- Constant Flux – The arc theory of 6-8 episodes holds. There is never a calm because there is always a storm somewhere. It just may not be ready to hit. Imagine a car crash. One car was going to the zoo. Fun. The other car was driven by a drunk. Boom. That two emotional reactions and they escalate.
- Moving Out – I know you can’t just have the actors hanging around all the time because they are expensive, but how many people really move away? Maybe one, but it’s probably not coincidentally the person that needs to go. I’m looking at you, Anna.
- Jimmy – This guy gets away with too much sleeze.
- Trey – They recast you for a reason.
- The mom – She was just annoying. Ugh. I get it. You’re a drunk. Go away.
- Flux – Never stay stagnant. Always look to throw a wrench in as soon as people achieve equilibrium. But let them reach equilibrium. It’s nice to have good moments.
- Be Yourself – The show has a voice unlike any other. The universe is one that exists because of tone.
- Characters – More episodes means more characters. Maybe look to keep 13 in mind and the back 9-11 could have newer, more exploratory arcs. I don’t want to have to get broad if I don’t have to. But maybe that was the point.
- Legal bullshit – Don’t get bogged down with SEC shit. It’s a mess.
Conflict: A Three Ring Circus
The amazing Juggalo (no relation) comes out to entertain the kids. He shows them three tennis balls.
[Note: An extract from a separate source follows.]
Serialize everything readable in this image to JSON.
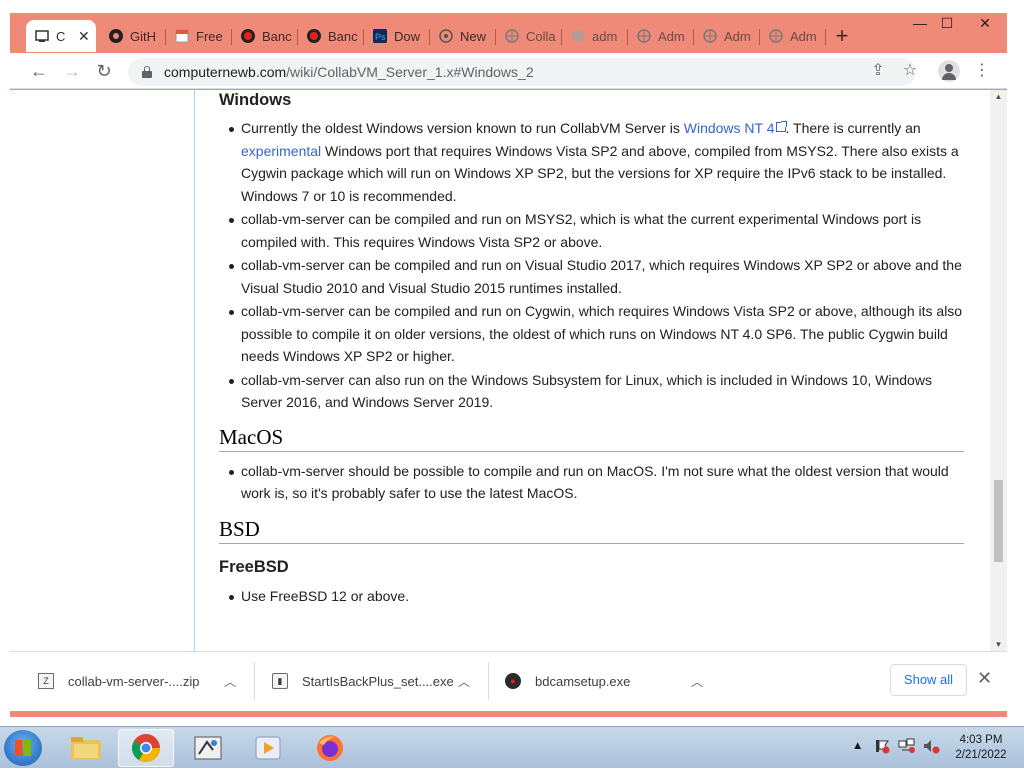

He juggles them easily. He asks a girl in the front row to toss him two more balls. Now he’s juggling 5 balls. Wow. He throws one ball way in the air and throws the other 4 away. Now he has batons. He juggles the batons and then catches the ball in the air and keeps juggling them all. Wow. Now, he’s lit the batons on fire. Juggles again. Now he’s on a unicycle. This guy’s amazing. He goes up 50 ft in the air to unicycle on a tightrope while juggling over a tank of sharks. It’s an amazing feat. Until he falls. And a curtain drops. It seems we’ll have to come back in the fall to find out if he lived or died. Only on Fox.